TASK TO CARRY OUT | Could you write the entries out again, exactly as they are?

[DATA EXTRACT — start]

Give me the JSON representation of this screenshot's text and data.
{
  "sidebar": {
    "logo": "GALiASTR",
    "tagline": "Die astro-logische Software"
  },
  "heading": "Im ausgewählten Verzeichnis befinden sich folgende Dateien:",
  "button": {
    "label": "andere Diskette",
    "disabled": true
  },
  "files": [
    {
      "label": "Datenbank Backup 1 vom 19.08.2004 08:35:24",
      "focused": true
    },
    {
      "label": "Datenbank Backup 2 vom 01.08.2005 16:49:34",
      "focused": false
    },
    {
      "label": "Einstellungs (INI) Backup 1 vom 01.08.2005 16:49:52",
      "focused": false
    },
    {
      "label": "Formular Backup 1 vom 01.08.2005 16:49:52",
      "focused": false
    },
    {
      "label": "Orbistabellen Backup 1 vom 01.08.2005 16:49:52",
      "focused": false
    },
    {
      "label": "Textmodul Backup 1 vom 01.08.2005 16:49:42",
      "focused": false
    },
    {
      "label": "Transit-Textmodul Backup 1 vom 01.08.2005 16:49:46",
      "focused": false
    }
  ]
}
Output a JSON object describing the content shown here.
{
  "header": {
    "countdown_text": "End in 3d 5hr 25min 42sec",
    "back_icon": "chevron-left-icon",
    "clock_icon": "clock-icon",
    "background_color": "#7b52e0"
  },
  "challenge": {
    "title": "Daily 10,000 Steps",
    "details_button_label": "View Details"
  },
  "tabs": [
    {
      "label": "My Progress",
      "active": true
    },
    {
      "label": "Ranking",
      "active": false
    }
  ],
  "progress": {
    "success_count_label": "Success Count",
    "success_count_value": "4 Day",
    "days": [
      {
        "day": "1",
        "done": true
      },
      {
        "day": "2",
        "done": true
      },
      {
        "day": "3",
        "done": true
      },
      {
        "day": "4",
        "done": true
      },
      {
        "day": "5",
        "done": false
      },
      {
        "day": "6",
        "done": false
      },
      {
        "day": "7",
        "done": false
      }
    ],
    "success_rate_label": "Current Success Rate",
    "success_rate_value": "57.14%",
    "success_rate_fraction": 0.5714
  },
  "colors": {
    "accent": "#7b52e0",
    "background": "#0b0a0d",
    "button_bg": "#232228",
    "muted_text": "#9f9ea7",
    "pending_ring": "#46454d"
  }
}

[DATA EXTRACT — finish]

RESULT FOR THIS TASK |
Give me the JSON representation of this screenshot's text and data.
{
  "sidebar": {
    "logo": "GALiASTR",
    "tagline": "Die astro-logische Software"
  },
  "heading": "Im ausgewählten Verzeichnis befinden sich folgende Dateien:",
  "button": {
    "label": "andere Diskette",
    "disabled": true
  },
  "files": [
    {
      "label": "Datenbank Backup 1 vom 19.08.2004 08:35:24",
      "focused": true
    },
    {
      "label": "Datenbank Backup 2 vom 01.08.2005 16:49:34",
      "focused": false
    },
    {
      "label": "Einstellungs (INI) Backup 1 vom 01.08.2005 16:49:52",
      "focused": false
    },
    {
      "label": "Formular Backup 1 vom 01.08.2005 16:49:52",
      "focused": false
    },
    {
      "label": "Orbistabellen Backup 1 vom 01.08.2005 16:49:52",
      "focused": false
    },
    {
      "label": "Textmodul Backup 1 vom 01.08.2005 16:49:42",
      "focused": false
    },
    {
      "label": "Transit-Textmodul Backup 1 vom 01.08.2005 16:49:46",
      "focused": false
    }
  ]
}
Output a JSON object describing the content shown here.
{
  "header": {
    "countdown_text": "End in 3d 5hr 25min 42sec",
    "back_icon": "chevron-left-icon",
    "clock_icon": "clock-icon",
    "background_color": "#7b52e0"
  },
  "challenge": {
    "title": "Daily 10,000 Steps",
    "details_button_label": "View Details"
  },
  "tabs": [
    {
      "label": "My Progress",
      "active": true
    },
    {
      "label": "Ranking",
      "active": false
    }
  ],
  "progress": {
    "success_count_label": "Success Count",
    "success_count_value": "4 Day",
    "days": [
      {
        "day": "1",
        "done": true
      },
      {
        "day": "2",
        "done": true
      },
      {
        "day": "3",
        "done": true
      },
      {
        "day": "4",
        "done": true
      },
      {
        "day": "5",
        "done": false
      },
      {
        "day": "6",
        "done": false
      },
      {
        "day": "7",
        "done": false
      }
    ],
    "success_rate_label": "Current Success Rate",
    "success_rate_value": "57.14%",
    "success_rate_fraction": 0.5714
  },
  "colors": {
    "accent": "#7b52e0",
    "background": "#0b0a0d",
    "button_bg": "#232228",
    "muted_text": "#9f9ea7",
    "pending_ring": "#46454d"
  }
}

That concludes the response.